COUNCILLORS have voted to spend £23,000 backing a protest march against controversial plans to downgrade a hospital’s accident and emergency service.

NHS proposals to centre acute care in Durham and Darlington at the expense of Bishop Auckland General Hospital have been criticised by residents since an announcement in September.

Wear Valley district councillors want to take their objections a step further by staging a protest march in the town in November.

With support from all parties the march is no longer considered a political issue and could be funded by the authority. Draft costings are about £23,000, but the event, which may mean areas of Bishop Auckland will have to be cordoned off, must be approved by emergency services and legal advisors.

District council leader Neil Harrison proposed the march at a meeting on Wednesday night.

He said: “This council is deeply concerned at any potential reduction to patient care within Wear Valley and surrounding areas. Any planned closure or service reduction of accident and emergency provision at Bishop Auckland General Hospital runs counter to current NHS consultation, which stresses the need for a service which is responsive to local views.

“As this affects us all, and is not a political issue, I call upon all members to support a peaceful demonstration as a reflection of the community’s wishes.”

Several petitions under way in the district are thought to contain 10,000 signatures.

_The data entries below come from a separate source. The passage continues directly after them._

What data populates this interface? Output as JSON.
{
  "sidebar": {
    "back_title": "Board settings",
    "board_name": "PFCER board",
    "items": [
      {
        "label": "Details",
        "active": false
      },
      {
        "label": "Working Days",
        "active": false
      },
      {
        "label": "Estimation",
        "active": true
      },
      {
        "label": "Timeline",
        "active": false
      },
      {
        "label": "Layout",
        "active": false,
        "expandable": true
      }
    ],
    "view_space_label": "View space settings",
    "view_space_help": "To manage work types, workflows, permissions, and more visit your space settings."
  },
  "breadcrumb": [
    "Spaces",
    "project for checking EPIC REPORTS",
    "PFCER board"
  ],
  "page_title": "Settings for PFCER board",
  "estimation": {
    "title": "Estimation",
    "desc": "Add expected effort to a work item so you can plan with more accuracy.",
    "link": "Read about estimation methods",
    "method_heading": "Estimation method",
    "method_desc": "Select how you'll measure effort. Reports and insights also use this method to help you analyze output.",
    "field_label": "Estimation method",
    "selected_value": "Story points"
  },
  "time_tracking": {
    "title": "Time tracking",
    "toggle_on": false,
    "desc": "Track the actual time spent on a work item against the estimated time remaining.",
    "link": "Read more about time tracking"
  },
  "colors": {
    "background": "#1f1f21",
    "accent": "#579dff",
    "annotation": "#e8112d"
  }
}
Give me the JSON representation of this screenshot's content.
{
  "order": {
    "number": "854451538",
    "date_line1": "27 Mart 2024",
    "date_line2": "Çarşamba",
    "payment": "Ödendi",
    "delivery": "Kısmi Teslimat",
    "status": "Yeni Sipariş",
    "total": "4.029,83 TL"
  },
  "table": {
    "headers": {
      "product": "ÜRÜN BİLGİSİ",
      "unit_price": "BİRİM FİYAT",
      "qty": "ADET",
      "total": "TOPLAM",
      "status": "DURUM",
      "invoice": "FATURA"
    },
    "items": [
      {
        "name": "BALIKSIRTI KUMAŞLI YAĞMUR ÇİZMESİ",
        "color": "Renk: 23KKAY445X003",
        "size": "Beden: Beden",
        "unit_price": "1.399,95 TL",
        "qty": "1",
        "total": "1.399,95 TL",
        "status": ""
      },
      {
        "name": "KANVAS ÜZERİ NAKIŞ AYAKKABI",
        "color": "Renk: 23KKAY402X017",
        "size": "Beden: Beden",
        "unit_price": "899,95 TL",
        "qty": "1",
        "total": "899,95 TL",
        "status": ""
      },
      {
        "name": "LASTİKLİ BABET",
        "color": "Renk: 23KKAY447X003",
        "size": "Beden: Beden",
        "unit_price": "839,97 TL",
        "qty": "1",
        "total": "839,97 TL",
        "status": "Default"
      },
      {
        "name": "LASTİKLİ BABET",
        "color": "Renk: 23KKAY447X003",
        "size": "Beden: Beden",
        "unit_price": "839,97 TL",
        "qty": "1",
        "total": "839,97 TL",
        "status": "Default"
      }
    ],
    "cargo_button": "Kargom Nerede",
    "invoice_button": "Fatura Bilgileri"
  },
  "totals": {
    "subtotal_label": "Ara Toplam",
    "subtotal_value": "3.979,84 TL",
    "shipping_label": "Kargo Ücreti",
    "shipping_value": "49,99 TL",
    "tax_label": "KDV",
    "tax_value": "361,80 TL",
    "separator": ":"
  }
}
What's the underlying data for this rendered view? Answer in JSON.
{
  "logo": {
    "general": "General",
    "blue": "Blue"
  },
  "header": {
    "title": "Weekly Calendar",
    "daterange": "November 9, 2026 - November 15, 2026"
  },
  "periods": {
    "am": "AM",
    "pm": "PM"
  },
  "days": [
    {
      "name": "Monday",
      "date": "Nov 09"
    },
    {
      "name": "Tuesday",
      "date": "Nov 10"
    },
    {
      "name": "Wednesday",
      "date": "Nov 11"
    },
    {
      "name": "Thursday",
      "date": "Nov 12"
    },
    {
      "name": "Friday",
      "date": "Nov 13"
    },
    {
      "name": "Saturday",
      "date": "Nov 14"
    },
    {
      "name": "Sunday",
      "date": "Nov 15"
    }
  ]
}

A Save Bishop Auckland General’s accident and emergency Facebook group also has the support of nearly 3,700 members.

Councillor David Kingston said councillors must make their voices heard before public consultation ends in December. “This is the last chance we have to make our presence felt,” he said.

Councillors also decided to contact MPs Hilary Armstrong and Helen Goodman and ask them to air concerns in the House of Commons.

Councillor Neil Stonehouse said: “We are dismayed by the proposal to remove acute medical provision from Bishop Auckland.

“This amounts to a serious reduction in the delivery of medical services to the communities of south west Durham.”